◆ What to produce
Using the data below, gather each line that includes the word "icon".
[Material provided — start]
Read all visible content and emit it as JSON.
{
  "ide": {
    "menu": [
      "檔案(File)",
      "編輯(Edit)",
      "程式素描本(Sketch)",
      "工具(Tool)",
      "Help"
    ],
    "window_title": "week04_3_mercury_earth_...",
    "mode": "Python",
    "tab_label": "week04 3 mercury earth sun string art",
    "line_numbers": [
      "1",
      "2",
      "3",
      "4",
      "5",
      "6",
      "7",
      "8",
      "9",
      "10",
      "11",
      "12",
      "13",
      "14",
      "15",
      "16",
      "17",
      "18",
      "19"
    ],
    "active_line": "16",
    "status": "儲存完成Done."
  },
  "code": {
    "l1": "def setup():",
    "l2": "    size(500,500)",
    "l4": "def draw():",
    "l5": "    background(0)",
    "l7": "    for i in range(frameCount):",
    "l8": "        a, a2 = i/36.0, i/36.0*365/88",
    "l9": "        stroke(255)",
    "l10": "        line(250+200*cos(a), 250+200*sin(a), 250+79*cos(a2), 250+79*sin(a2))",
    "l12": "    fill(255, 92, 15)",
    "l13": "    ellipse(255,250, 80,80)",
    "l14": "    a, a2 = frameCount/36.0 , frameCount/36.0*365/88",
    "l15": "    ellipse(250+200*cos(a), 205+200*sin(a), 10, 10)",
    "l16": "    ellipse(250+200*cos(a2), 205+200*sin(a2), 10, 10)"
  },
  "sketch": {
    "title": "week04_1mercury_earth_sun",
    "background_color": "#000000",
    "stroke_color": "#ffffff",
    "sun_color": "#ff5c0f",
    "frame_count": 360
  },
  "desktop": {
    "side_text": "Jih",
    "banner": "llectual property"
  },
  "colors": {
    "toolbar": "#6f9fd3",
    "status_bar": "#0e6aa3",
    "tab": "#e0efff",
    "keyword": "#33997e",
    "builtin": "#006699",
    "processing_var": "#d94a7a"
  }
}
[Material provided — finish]
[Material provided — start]
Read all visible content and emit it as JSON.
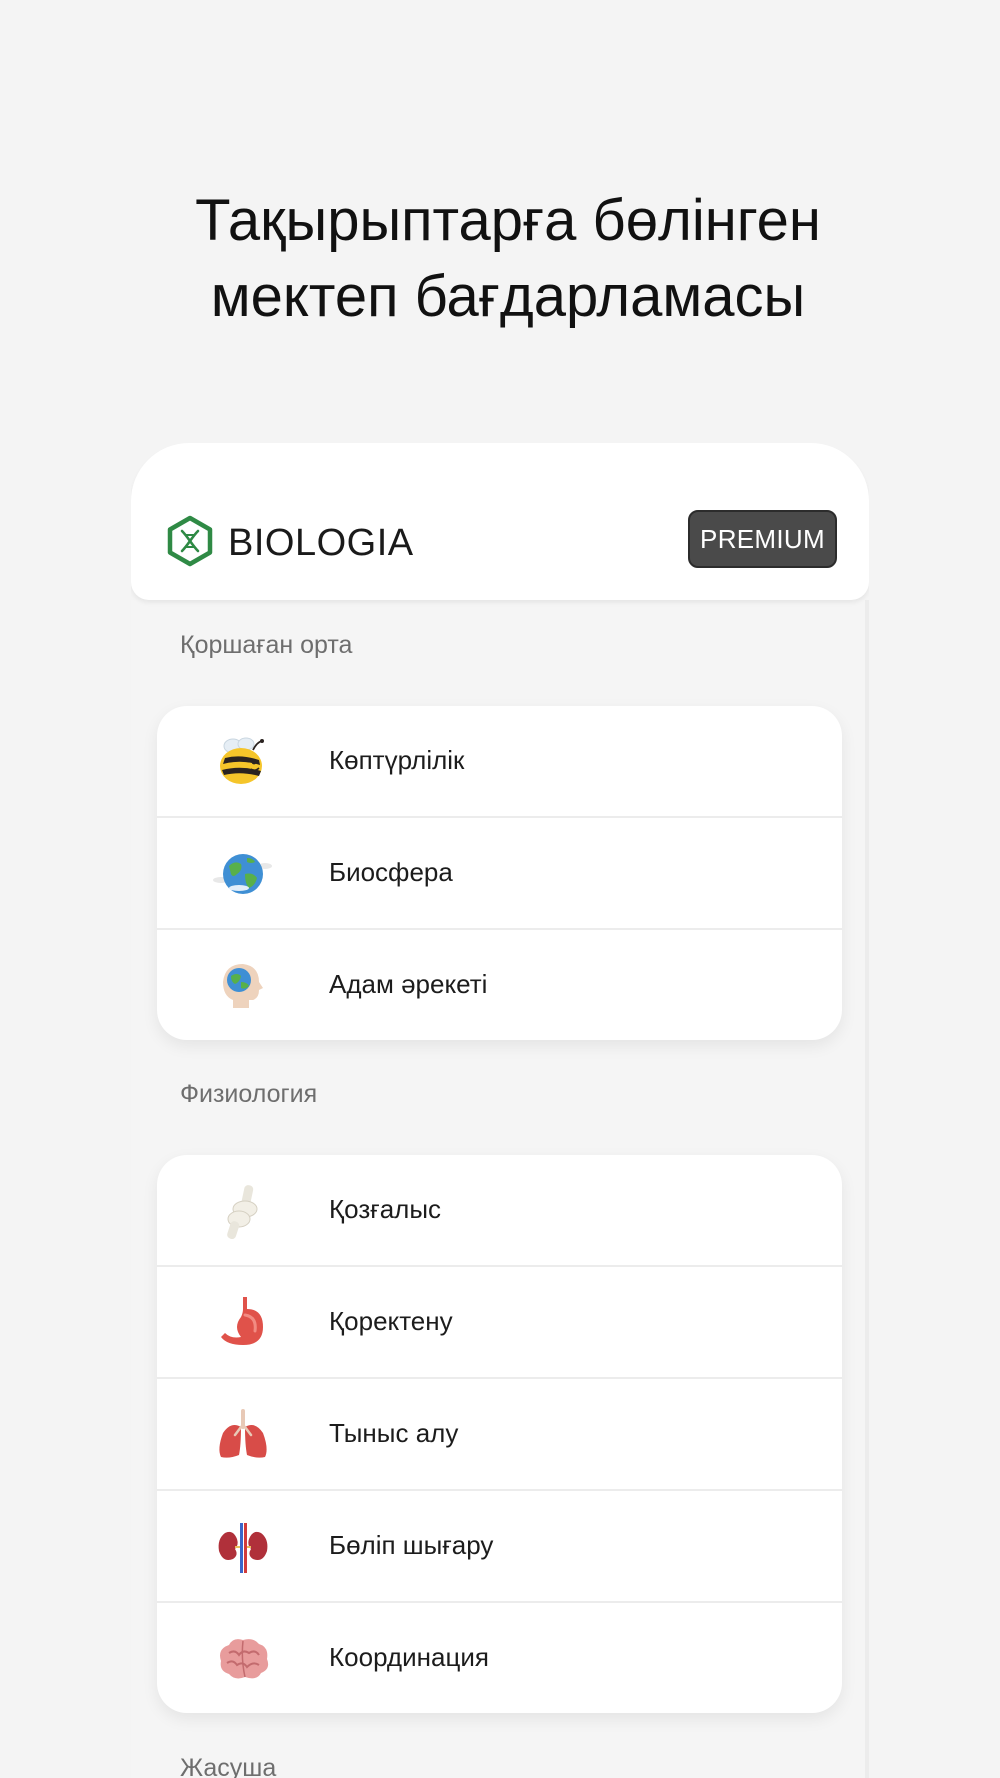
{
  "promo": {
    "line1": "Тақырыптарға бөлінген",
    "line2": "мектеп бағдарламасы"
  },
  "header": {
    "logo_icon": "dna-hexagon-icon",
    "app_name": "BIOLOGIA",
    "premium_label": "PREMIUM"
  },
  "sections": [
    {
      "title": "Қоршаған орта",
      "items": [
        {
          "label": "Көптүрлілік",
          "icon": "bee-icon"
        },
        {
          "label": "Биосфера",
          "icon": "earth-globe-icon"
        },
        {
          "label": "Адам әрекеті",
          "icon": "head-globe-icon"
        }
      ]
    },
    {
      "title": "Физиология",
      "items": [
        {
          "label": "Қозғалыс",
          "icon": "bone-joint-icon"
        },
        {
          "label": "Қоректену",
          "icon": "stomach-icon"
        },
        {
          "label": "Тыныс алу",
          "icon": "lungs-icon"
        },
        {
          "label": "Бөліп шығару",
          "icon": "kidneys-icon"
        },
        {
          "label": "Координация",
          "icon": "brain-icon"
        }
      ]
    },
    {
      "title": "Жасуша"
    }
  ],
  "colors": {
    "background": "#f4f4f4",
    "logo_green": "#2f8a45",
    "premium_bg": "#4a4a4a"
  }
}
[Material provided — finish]
◆ Output of the exercise
    "logo_icon": "dna-hexagon-icon",
          "icon": "bee-icon"
          "icon": "earth-globe-icon"
          "icon": "head-globe-icon"
          "icon": "bone-joint-icon"
          "icon": "stomach-icon"
          "icon": "lungs-icon"
          "icon": "kidneys-icon"
          "icon": "brain-icon"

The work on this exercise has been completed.